Pangaea’s partners on the project will include Africa University, University of Zimbabwe, and the Chitungwiza Hospital Opportunistic Infection Clinic. The project leadership team will include Pangaea CMO Dr. Dennis Israelski, VP for Programs Dr. Megan Dunbar, Dr. Nancy Padian of Pangaea/UC Berkeley, Dr. Gerard Kadzirange of University of Zimbabwe, Dr. Abigail Kagwende and Dr. Jonathan Pfumojena of Africa University, Dr. David Katzenstein of Pangaea/Stanford, and Dr. Chris Seebregst, PhD of Pangaea/Jembi International.

Tanzania is poised to become the first country in sub-Saharan Africa to provide comprehensive treatment for both drug addiction and HIV to injection drug users (IDU’s), including a methadone treatment program.

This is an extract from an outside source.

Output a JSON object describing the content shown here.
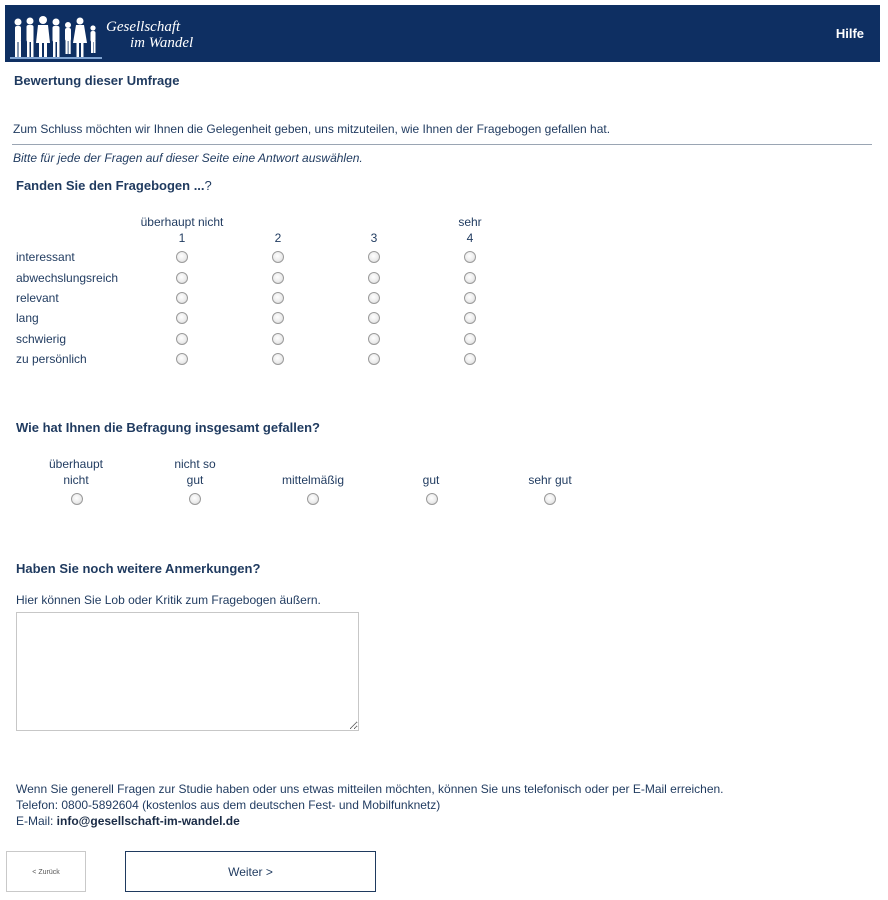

A joint announcement by the Tanzanian and U.S. governments was made about the program on May 18, 2010. Two pilot methadone clinics are scheduled to open in Dar es Salaam later this year as the first phase of this effort gets underway.

Pangaea has received a two-year $2.4 million grant from the Bill & Melinda Gates Foundation to support efforts by the Chinese Ministry of Health and China-based nongovernmental organizations (NGOs) to create a sustainable model of HIV prevention that demonstrates the feasibility of reducing new HIV infections throughout China.

Over the grant period, Pangaea will provide technical assistance to national partners within the Ministry of Health and selected NGOs to assist them in developing new models for successful HIV prevention.

37 million People worldwide are living with HIV (amfAR Statistics 2014: Worldwide)

16 million Women living with HIV (United Nations Statistics 2014)

15 million People living with HIV having access to antiretroviral therapy (amfAR Statistics 2014: Worldwide)

5,600 People Contract HIV every day - more than 230 every hour (amfAR Statistics 2014: Worldwide)